This didn’t sound right to me, since I wouldn’t have said that bitcoin is like PayPal, so I went back to listen to the extract and what I said was this:
There are lots of different kinds of virtual currencies. Bitcoin is only one way of implementing electronic money. There are hundreds of others, ranging from the credit card in your pocket to PayPal and so on.
As far as I am concerned, this is to a first approximation correct. There are lots of different kinds of virtual currencies. This is true. Bitcoin is only one way of implementing electronic money. This is also true. I did not intend to convey the idea that virtual currencies an electronic money are the same thing. But Simon raises an interesting point.

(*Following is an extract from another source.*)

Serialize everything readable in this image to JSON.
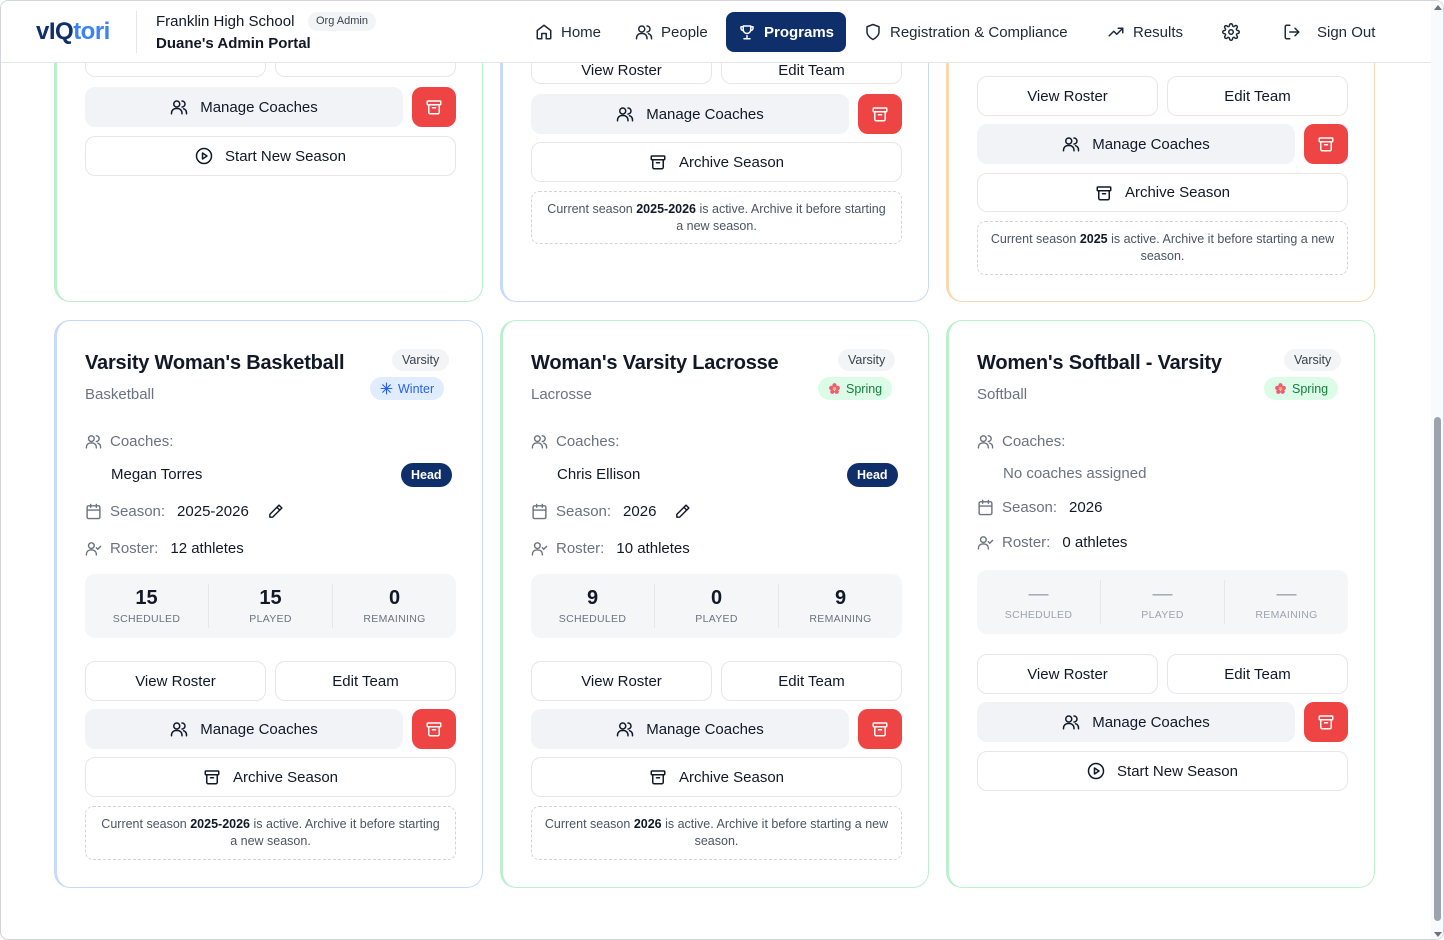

But what about the tens of thousands of listeners not as savvy as me who now think Paypal and Bitcoin are the same? Aren’t guys like you supposed to be “Thought leaders in digital money and digital identity”, which is why you get invited on shows like PM – because you’re supposed to know your stuff?
Well, indeed. And I would not want to mislead the public and certainly wouldn’t want PayPal users to panic and think that their money might be stolen by hackers at any time. But Simon made me think: should we “experts” be more careful in our choice of words around the general public, or doesn’t it matter? To people like me, or possibly only me, all of these word and phrases have very specific meanings. To me, electronic money and electronic cash are different. To me, virtual coins and virtual currencies are different. To me, complementary and alternative currencies are different. To me, an offline pre-authorised debit card is not the same as a prepaid card. And such is the tragic trajectory of my life, I know perfectly well that PayPal and credit cards and XBT are all utterly different, but I am comfortable with the umbrella term “electronic money” for all of them. But am I right to be?
I thought we might have discussion about this in a coffee break at our annual Tomorrow’s Transactions Forum, which happens to be next month (run, don’t walk, to book yourself a delegate spot while there are some left), so I’ll invite Simon along to see if we can, between us, agree a common lexicon of sufficient brevity and wit to merit a briefing for interested media types. Any suggestions for the “five key terms” gratefully received.